PROWERS COUNTY, Colo. — A former World War II Japanese American incarceration site in southeast Colorado is one step closer to becoming a national park site.
On Monday, the U.S. Senate passed the Amache National Historic Site Act via unanimous consent. If it becomes law, the Amache site, which currently covers 10,000 acres near Granada in Prowers County, will earn the protection of the National Park Service and preserve the stories of the Amache survivors and their descendants.
This piece of bipartisan legislation will now go back to the House of Representatives for a final vote — where it's expected to pass easily — before it lands on President Joe Biden's desk.
On April 14, 2021, Reps. Joe Neguse (D) and Ken Buck (R) introduced the bipartisan H.R.2497 Amache National Historic Act, which would designate Amache as a national historic site. This came on the heels of a measure introduced by Sens.
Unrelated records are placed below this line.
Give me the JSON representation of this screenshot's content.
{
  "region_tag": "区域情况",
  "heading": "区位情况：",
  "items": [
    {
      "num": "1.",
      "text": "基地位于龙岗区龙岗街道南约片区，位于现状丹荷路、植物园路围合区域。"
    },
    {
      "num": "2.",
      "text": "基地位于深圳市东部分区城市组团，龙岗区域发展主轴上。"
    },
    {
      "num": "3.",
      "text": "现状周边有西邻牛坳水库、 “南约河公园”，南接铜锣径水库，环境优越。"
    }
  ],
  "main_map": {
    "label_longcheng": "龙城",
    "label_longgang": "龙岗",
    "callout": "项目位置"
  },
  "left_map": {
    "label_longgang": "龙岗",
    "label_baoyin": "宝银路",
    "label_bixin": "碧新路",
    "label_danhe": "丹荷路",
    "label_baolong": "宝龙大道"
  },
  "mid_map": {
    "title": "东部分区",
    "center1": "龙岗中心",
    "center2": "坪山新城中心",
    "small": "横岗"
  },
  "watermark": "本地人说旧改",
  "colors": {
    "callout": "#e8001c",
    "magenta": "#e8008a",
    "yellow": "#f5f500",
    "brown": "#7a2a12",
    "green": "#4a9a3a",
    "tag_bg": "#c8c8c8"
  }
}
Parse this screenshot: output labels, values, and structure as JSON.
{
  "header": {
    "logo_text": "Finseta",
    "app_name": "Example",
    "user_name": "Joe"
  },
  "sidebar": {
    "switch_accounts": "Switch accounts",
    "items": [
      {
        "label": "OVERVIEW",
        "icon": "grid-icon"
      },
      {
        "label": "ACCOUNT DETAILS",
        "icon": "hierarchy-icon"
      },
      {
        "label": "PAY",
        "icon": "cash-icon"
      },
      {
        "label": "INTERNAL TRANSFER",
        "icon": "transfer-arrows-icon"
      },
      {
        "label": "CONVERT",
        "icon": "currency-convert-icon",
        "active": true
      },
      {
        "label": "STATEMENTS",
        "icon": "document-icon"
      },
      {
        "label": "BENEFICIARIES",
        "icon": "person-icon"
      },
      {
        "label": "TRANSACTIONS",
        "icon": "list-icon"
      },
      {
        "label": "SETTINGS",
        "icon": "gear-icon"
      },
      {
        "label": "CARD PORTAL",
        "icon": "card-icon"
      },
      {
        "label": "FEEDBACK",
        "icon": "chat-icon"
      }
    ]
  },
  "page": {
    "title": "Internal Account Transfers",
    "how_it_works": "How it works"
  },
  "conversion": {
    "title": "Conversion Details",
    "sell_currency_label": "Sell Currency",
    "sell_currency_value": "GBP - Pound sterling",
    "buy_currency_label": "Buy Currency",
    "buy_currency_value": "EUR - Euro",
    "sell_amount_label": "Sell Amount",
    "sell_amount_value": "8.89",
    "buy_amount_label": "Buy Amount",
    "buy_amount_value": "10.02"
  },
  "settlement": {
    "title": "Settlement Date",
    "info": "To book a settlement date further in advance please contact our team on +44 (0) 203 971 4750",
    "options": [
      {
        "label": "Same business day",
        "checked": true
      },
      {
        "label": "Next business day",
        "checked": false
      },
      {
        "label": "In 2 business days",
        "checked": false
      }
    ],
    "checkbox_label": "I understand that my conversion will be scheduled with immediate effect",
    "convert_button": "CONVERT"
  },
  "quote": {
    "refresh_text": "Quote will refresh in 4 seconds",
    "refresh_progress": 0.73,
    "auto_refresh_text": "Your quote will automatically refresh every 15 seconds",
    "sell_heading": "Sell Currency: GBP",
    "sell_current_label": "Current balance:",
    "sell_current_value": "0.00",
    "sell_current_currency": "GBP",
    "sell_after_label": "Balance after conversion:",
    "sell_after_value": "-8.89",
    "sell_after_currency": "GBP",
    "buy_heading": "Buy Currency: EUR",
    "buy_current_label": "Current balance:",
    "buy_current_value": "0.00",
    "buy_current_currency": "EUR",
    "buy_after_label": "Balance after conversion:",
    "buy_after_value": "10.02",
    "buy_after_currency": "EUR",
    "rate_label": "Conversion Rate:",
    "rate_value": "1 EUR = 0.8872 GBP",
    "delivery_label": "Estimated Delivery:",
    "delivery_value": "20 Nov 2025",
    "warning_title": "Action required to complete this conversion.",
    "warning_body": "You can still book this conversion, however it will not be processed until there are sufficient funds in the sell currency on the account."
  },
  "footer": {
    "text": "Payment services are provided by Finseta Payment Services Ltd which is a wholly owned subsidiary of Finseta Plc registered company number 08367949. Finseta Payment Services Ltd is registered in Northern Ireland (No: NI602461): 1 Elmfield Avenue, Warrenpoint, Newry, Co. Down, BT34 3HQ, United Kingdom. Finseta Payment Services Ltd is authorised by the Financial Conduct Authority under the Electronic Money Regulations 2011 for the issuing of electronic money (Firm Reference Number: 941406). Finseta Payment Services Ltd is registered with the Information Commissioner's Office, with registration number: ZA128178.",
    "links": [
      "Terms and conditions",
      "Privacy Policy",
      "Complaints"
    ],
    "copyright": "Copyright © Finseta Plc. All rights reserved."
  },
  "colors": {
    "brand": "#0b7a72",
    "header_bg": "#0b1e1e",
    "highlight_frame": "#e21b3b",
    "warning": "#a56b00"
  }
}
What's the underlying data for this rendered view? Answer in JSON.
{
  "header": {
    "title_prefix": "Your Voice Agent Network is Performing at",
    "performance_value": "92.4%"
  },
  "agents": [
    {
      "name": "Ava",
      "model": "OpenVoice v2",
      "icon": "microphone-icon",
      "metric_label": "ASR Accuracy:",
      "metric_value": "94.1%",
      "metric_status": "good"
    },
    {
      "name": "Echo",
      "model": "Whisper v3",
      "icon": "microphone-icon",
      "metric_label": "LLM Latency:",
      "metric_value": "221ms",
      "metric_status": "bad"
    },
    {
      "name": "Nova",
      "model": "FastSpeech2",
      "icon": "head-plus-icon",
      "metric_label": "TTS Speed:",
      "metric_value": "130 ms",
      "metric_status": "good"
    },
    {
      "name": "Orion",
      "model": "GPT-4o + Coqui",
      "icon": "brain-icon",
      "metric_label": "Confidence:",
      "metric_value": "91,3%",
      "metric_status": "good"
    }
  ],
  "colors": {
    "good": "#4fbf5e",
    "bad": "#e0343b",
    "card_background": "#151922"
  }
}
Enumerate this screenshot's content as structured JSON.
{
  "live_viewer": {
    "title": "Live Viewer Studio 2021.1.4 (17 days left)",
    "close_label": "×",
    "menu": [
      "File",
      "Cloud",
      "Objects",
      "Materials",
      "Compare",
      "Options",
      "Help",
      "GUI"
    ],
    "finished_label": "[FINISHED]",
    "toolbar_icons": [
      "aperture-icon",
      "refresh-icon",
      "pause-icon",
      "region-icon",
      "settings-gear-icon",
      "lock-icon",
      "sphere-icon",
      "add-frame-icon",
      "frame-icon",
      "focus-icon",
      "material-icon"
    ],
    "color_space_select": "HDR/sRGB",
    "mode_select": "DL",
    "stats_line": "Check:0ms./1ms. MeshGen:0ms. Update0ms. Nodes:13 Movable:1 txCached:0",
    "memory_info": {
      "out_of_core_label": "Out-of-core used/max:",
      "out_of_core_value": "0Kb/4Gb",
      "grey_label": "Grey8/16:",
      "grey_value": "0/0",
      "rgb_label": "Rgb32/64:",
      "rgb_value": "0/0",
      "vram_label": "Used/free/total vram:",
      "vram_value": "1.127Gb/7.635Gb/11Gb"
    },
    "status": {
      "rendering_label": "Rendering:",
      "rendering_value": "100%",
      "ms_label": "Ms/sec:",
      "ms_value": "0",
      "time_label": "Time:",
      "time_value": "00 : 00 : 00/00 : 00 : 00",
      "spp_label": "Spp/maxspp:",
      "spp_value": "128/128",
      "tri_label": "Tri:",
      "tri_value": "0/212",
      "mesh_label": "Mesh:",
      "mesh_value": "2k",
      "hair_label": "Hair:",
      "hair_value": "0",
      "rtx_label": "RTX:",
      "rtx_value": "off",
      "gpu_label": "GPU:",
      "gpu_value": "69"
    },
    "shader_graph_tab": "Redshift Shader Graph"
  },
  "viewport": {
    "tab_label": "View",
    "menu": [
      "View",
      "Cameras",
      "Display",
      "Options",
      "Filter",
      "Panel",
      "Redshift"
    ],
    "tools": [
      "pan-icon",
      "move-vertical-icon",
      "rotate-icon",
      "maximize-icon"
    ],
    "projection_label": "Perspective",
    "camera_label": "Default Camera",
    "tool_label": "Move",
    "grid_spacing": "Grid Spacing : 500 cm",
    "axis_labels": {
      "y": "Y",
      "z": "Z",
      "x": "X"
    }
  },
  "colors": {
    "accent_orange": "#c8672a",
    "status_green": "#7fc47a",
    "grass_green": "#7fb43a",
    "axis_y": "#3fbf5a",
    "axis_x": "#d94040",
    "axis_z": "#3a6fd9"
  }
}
Michael Bennet (D) and John Hickenlooper (D). The House Bill passed on July 29, 2021 and the companion Senate Bill 1284 passed out of the Energy and Natural Resources Committee on Nov. 18, 2021. It needs to be passed by the full Senate.
The U.S. Senate's passing of the act means it will go back to the U.S. House of Representatives — where it previously passed in July 2021 416-2 — for a final vote.
If Biden signs the legislation, Amache would join other Japanese American incarceration sites protected by the National Park System, including Manzanar in California, Tule Lake in California, Minidoka in Idaho (and partially Washington), and Hono‘uli‘uli in Hawaii.
The Amache incarceration site was half built in 1942, when the first prisoners arrived. This came in the wake of President Franklin D. Roosevelt signing an executive order to force more than 120,000 Japanese Americans, who were mostly U.S. citizens, from their homes and into incarceration sites and detention centers around the west and southwest. Roosevelt's order was part of the unconstitutional treatment of Japanese Americans and people of Japanese descent during WWII. More than 7,500 Japanese Americans were held at the site between 1942 and 1945.
Amache closed on Oct. 15, 1945.
In the decades since then, survivors and descendants have worked hand in hand with the Amache Preservation Society, civil rights groups, veterans’ groups, academics, public lands advocates, the Town of Granada and other local and state elected officials to preserve the Amache site land. Today, a cemetery, reservoir, water well and tank, the road network, concrete foundations, watch towers, the military police compound, and trees planted by the internees remain, according to the NPS.
Bob Fuchigami, an Amache survivor, said he has waited many years for Apache to be protected for current and future generations to reflect, remember, honor and heal.
"Passage of the Amache National Historic Site Act in the Senate brings me hope that we are finally closer to this certainty, and I thank Sens. Bennet and Hickenlooper for their leadership," he said. "My parents did not live to see this day. The time is not only right; it is long overdue.”
The father and grandparents of Michael Takada, Amache descendant and chief executive officer of the Japanese American Service Committee, were all incarcerated at Amache.
"They lived for decades with a sense of shame and deep emotional pain and trauma," he said. "My grandparents have passed away but my dad and uncle, 97 and 95, respectively, are fortunately alive and in relatively good health. But we have a narrow window to help heal these wounds and provide a sense of closure for them and the few remaining Amache survivors. With each day, we are losing survivors and descendants. Thanks to bipartisan leadership in the U.S. House and Senate, the Amache bill is very close to the legislative finish line.”
"We’re a step closer to sending this bill to @POTUS & giving Amache and survivors the recognition they deserve," Bennet wrote.
Amache became a National Historic Landmark in 2006 and is maintained by the Amache Preservation Society. The society was established by John Hopper, a social studies teacher and principal of Granada High School. He also runs the Amache Museum, where he spends hours each week giving tours of the site.
He told Denver7 in May 2021 that the history of Amache has become deeply personal for him.
“I became emotionally attached to the individuals and families that were here. And listening to their stories overwhelms me. It’s a part of me,” Hopper said.
You can learn more about Amache here.